Vermont Sen. Bernie Sanders (left) walks with President Barack Obama to the Oval Office at the White House in Washington, D.C., June 9, 2016. REUTERS/GARY CAMERON

President Barack Obama said Friday staunch opposition from Republicans, coupled with criticism from the Democratic Party’s left wing, made his signature healthcare bill, the Affordable Care Act, unpopular. The outgoing president has spent recent weeks urging lawmakers to oppose the GOP’s plan to repeal and replace Obamacare.

Speaking at a town hall event with Vox media, Obama added that liberals like Vermont Sen. Bernie Sanders also opposed his healthcare reform while on the campaign trail during the 2016 election race. The 75-year-old senator suggested replacing the Affordable Care Act, which Obama signed in 2010, with a single-payer health insurance plan supervised by the government, similar to Medicare.

“In the ‘dissatisfied’ column are a whole bunch of Bernie Sanders supporters who wanted a single-payer plan,” Obama reportedly said. “The problem is not that they think Obamacare is a failure. The problem is that they don't think it went far enough and that it left too many people still uncovered.”

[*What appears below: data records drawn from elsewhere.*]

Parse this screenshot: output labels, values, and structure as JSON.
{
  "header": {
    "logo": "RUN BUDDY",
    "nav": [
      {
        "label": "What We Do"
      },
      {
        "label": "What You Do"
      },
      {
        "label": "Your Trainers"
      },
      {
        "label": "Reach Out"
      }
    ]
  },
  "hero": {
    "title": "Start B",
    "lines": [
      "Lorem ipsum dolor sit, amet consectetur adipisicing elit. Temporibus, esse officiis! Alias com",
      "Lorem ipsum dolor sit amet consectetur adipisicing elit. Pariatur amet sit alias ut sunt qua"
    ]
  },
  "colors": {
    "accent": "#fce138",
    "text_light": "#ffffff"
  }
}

Spokesman for Sanders Michael Briggs said several Americans would prefer a government-run health insurance scheme taking on “the private insurance industry and the pharmaceutical companies.”

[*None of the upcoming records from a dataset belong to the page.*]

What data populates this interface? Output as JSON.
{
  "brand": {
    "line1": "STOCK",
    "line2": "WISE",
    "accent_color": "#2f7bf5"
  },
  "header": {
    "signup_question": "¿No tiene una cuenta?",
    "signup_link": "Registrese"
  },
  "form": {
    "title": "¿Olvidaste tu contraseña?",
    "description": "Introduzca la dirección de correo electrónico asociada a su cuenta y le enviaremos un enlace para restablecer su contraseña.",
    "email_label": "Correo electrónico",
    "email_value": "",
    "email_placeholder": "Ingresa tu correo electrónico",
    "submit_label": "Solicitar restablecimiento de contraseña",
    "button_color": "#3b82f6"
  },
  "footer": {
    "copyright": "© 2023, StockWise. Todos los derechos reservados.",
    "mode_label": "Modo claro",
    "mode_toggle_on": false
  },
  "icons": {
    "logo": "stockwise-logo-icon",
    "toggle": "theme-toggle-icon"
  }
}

“There are many millions of Americans, including many of Bernie's supporters, who don’t understand why we are the only major country on earth that does not provide healthcare as a right and they don’t understand why we pay more but get less for what we spend on healthcare,” Briggs said, according to Reuters.

The federal government forms for applying for health coverage are seen at a rally held by supporters of the Affordable Care Act, widely referred to as "Obamacare," outside the Jackson-Hinds Comprehensive Health Center in Jackson, Mississippi, Oct. 4, 2013. REUTERS/JONATHAN BACHMAN

While Republicans are rallying together to repeal the Affordable Care Act, Democrats — including Sanders — are fighting to keep it. The Vermont senator warned the incoming Donald Trump administration against abandoning Obamacare. He even quoted the president-elect’s May 2015 tweet in which Trump said he was the “the first & only potential GOP candidate to state there will be no cuts to Social Security, Medicare & Medicaid.”

“This is what he asked millions of elderly people and working class people to vote for him on — these are the principles that Donald Trump ran and won the presidency on,” Sanders said Wednesday.

The 75-year-old former presidential candidate also urged his colleagues in Congress to join him, along with Senate Minority Leader Charles E. Schumer and House Minority Leader Nancy Pelosi, to take to the streets in January to protest any cuts to healthcare plans or subsidies that the GOP-dominated Congress could impose.

“Beginning in January, it is likely that Republican leaders in Congress will follow through in their threats to ram through a budget bill that will severely undermine the health care needs of the American people,” the leaders wrote in a letter.

They wrote: “On Sunday, January 15th, ahead of Martin Luther King, Jr. Day, there will be a day of action — ‘Our First Stand: Save Health Care.’ Rallies will be held around the country to vigorously oppose the Republican plan to end Medicare as we know it and throw our health care system into chaos.”

Trump, who once called Obamacare a “disaster,” seemed to have softened his stance after his election victory saying he liked some of its provisions.

“Either Obamacare will be amended, or repealed and replaced,” the 70-year-old New Yorker told CBS’ “60 Minutes” in a post-election interview. “I told him [Obama] I will look at his suggestions and out of respect, I will do that."